When Elisha sent Gehazi, his servant, to the Shunamite woman’s house with instructions to “lay my staff upon the face of the child” (2 Kings 4:29, KJV), an interesting thing happened when the servant did so. According to the narrative, Gehazi “laid the staff upon the face of the child; but there was neither voice, nor hearing. Wherefore he went again to meet him, and told him, saying, ‘The child is not awaked.’ And when Elisha was come into the house, behold, the child was dead, and laid upon his bed” (vv. 31-32). The prophet’s rod had failed.
By issuing the instructions, Elisha demonstrated that he did not believe it was necessary for him to go to the house. He expected his rod to have some effect without him being there. He had seen the power of God demonstrated through a mantle when his mentor, Elijah, used one to strike the water and a path opened up through the river for them to cross over on dry ground (2 Kings 2:8). He would have been familiar with the story of Moses who, as instructed by God, had stretched his rod and watched as the Red Sea parted and the children of Israel walked through it on dry ground (Exodus 14:16, 21). And there were other instances (e.g. Exodus 7:19-20), but this time nothing happened and we are not told why.
Could it be that Elisha had resorted to using gimmicks instead of relying on God? According to the Preacher’s Homiletical, “The act was allowed to fail, in order to show that only through humble and dependent prayer could God’s power be entreated.” It could also be that whereas in other instances the object was in the hand of those of whom God approved, this time it was in the hand of a trusted servant whose heart was so corrupt, as he would later demonstrate, that he and his descendants were cursed with leprosy (2 Kings 5:15-27). Certainly, God can use anyone and/or anything to accomplish His purposes.
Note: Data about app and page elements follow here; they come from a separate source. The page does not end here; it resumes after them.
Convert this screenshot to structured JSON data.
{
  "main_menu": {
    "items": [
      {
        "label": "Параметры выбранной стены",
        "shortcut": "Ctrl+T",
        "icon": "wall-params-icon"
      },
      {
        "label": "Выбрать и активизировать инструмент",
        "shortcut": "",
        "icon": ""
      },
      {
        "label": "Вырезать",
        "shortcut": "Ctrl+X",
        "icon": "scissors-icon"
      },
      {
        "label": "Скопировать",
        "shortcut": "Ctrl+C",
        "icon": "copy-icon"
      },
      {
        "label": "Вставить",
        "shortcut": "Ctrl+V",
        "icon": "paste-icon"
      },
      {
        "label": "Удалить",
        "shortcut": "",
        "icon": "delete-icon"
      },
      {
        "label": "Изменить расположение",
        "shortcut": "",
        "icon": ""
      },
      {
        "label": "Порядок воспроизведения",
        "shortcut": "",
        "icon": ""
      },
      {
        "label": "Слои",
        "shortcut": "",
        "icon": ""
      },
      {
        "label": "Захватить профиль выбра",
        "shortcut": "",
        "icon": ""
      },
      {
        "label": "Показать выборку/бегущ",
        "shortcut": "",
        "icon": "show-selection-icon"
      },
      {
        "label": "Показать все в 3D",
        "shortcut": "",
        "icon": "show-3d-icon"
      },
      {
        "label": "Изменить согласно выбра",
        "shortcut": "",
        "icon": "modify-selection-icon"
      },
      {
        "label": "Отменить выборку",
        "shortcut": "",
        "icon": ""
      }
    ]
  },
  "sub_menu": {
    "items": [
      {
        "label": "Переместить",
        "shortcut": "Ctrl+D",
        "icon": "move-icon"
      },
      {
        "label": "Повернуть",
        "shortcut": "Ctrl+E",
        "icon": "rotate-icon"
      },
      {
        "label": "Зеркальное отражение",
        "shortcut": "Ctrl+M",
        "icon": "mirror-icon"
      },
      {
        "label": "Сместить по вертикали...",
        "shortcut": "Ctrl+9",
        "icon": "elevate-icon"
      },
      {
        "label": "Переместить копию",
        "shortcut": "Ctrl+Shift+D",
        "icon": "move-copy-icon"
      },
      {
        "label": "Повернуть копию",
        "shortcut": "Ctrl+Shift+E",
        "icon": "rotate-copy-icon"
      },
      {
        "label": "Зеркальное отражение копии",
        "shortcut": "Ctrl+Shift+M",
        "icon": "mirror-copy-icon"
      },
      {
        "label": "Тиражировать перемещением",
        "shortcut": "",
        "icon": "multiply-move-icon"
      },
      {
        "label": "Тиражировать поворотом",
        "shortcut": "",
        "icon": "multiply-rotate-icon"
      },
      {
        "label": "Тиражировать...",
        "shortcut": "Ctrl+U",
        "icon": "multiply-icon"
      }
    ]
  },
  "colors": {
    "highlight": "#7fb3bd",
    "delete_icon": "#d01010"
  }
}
However, the power is never resident in the object but is always resident in God. In other words, our faith must never be in an object, not even the Bible, no matter who holds it. To get results, our faith must always be in God as He reveals Himself to us in His word (Mark 11:22-24).
The miracle of the child being brought back to life started when Elisha went into the room where the boy laid, closed the door, “and prayed unto the LORD” (2 Kings 4:33). Modelling his mentor, he stretched himself upon the child (see 1 Kings 17:17-25) to complete the resuscitation (2 Kings 4:34-35). The general lesson here is profound: there are no shortcuts to obtaining God’s blessings and favour. For Elisha, sending Gehazi with the rod was easy; seeking the will of God would probably take time. However, as James reminds us, “The heartfelt and persistent prayer of a righteous man (believer) can accomplish much [when put into action and made effective by God—it is dynamic and can have tremendous power]” (James 5:16, AMP). There it is, hidden in plain sight. No shortcuts, no gimmicks; it’s all God and the power of prayer. No matter how long it takes. Just ask Elisha.